Formerly working as education officer on the HM Bark Endeavour Projectfrom 1988, then moving on in 1992 to the WA Maritime Museum as Head of Education, Lefroy has published many picture books, novels, education kits, non-fiction texts and web-based education activities. In 2003, Lefroy was named Fremantle Citizen of the Year for his work with the Maritime Museum and the promotion of Fremantle.
Conference 2012 has something for everyone…
Want to meet authors?
Susan Midalia: What is the significance of place for readers, writers and teachers? Using a range of texts from Shelley, to Tennyson, to her own works, Midalia will discuss her ideas about that imaginative space we enter into when we read a story.
Amanda Curtin: Curtin will discuss her enduring interest in writing fiction that imagines the past and explores what the past brings to bear on the present. She will elaborate on the idea that who we are now – individually and as a society – is as enmeshed with our many inheritances as it is with our present aspirations, the choices we make and are made for us, and the specific anxieties of our time.
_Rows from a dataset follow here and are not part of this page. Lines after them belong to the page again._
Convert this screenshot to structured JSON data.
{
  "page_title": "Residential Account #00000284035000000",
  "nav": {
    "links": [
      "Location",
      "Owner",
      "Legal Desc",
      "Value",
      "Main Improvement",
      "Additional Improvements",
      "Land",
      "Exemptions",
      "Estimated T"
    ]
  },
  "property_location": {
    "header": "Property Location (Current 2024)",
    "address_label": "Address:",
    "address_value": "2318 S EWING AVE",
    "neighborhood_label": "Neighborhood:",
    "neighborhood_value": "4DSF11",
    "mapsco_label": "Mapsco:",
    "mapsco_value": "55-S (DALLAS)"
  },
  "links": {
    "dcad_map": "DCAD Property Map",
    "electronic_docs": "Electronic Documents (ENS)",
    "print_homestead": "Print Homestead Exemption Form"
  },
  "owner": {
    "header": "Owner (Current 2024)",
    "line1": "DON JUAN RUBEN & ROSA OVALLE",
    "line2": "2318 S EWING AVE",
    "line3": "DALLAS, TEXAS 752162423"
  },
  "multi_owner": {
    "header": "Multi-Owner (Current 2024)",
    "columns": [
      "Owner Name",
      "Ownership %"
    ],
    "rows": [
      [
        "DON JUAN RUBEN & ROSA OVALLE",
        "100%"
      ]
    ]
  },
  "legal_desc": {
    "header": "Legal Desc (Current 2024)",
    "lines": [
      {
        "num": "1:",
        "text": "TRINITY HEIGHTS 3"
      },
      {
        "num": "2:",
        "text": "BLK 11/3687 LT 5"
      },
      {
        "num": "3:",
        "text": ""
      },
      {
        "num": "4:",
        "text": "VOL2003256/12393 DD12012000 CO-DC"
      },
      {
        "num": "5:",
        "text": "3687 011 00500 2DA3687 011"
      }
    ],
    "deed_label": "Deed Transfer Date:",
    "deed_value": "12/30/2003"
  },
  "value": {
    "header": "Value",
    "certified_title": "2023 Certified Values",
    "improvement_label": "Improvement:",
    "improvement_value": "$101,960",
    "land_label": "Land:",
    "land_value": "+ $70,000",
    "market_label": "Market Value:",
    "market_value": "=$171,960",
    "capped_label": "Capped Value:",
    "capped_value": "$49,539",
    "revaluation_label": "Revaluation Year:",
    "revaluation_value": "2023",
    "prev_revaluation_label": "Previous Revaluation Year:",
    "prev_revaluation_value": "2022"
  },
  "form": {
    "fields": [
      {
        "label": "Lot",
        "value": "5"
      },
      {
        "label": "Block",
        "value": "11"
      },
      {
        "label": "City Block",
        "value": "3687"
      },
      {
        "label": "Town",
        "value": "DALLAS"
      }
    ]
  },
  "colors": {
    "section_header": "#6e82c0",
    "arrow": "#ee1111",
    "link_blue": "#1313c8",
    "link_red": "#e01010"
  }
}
Avon Lovell: Local investigative journalist Avon Lovell will discuss Litany of Lies, his novel examining the story of the Mickelberg brothers, and how it may be used in senior English courses.
Want to know about ICTs in English?
Trevor Galbraith: Discover how technology can be effectively integrated into English classes through active engagement, collaboration, frequent interaction and feedback, and connection to real-world experts.
Bruce Derby: Hear how a ʻfront line teacherʼ has transitioned to using ICTs in English to improve his studentsʼ experiences in several senior English courses, particularly in terms of feedback and delivery.
Want to be inspired?
One Arm Point Remote Community School: Hear about the journey this school took to produce their CBCA Eve Pownall Award for Information books short listed book, Our World: Bardi Jaawi Life at Ardiyooloon.
Beth Herbert and co-presenters: Just how do authors embed historical fact into a narrative? The aims of the action research project, When English Meets History, were to explore the genre of faction to see if it could be a vehicle for integrating the Australian Curriculum: English with the Australian Curriculum: History, to develop critical literacy, to undertake historical inquiry.
Want help with Australian Curriculum?
Viv Winter (Macmillan): This interactive workshop focuses on developing imaginative tasks that will engage and inspire junior secondary students.
Tara Daniel: Discover how you can expand your repertoire to include The Arts as an effective means of educating across the strands of Language, Literature and Literacy through its holistic approach.
Adam Kealley & Cam Salton (Pearson): See how Pearsonʼs new English series, Pearson English, meets the demands of this new curriculum.
Want ideas for your classroom?
Michael Valentine: Learn how students can demonstrate their intellectual agility in rich and memorable ways and still fulfil the expectations of the Australian Curriculum Framework for English.
Dr Anne Mcguire: Explore how graphic novels can be used to enrich your programmes.
Helen Merrick: The Hunger Games…Twilight…Harry Potter…our students are already consuming speculative fiction at an extraordinary rate. Merrickʼs presentation will show you how Australian speculative fiction can be used in your classroom.
Stuart Bender: Bender seeks to highlight the importance of how audiences, that is, our students, make sense of films.
Gemma Slater: 2012 is the centenary of Patrick Whiteʼs birth; explore the way his work can be used in exciting ways outside of senior Literature classes.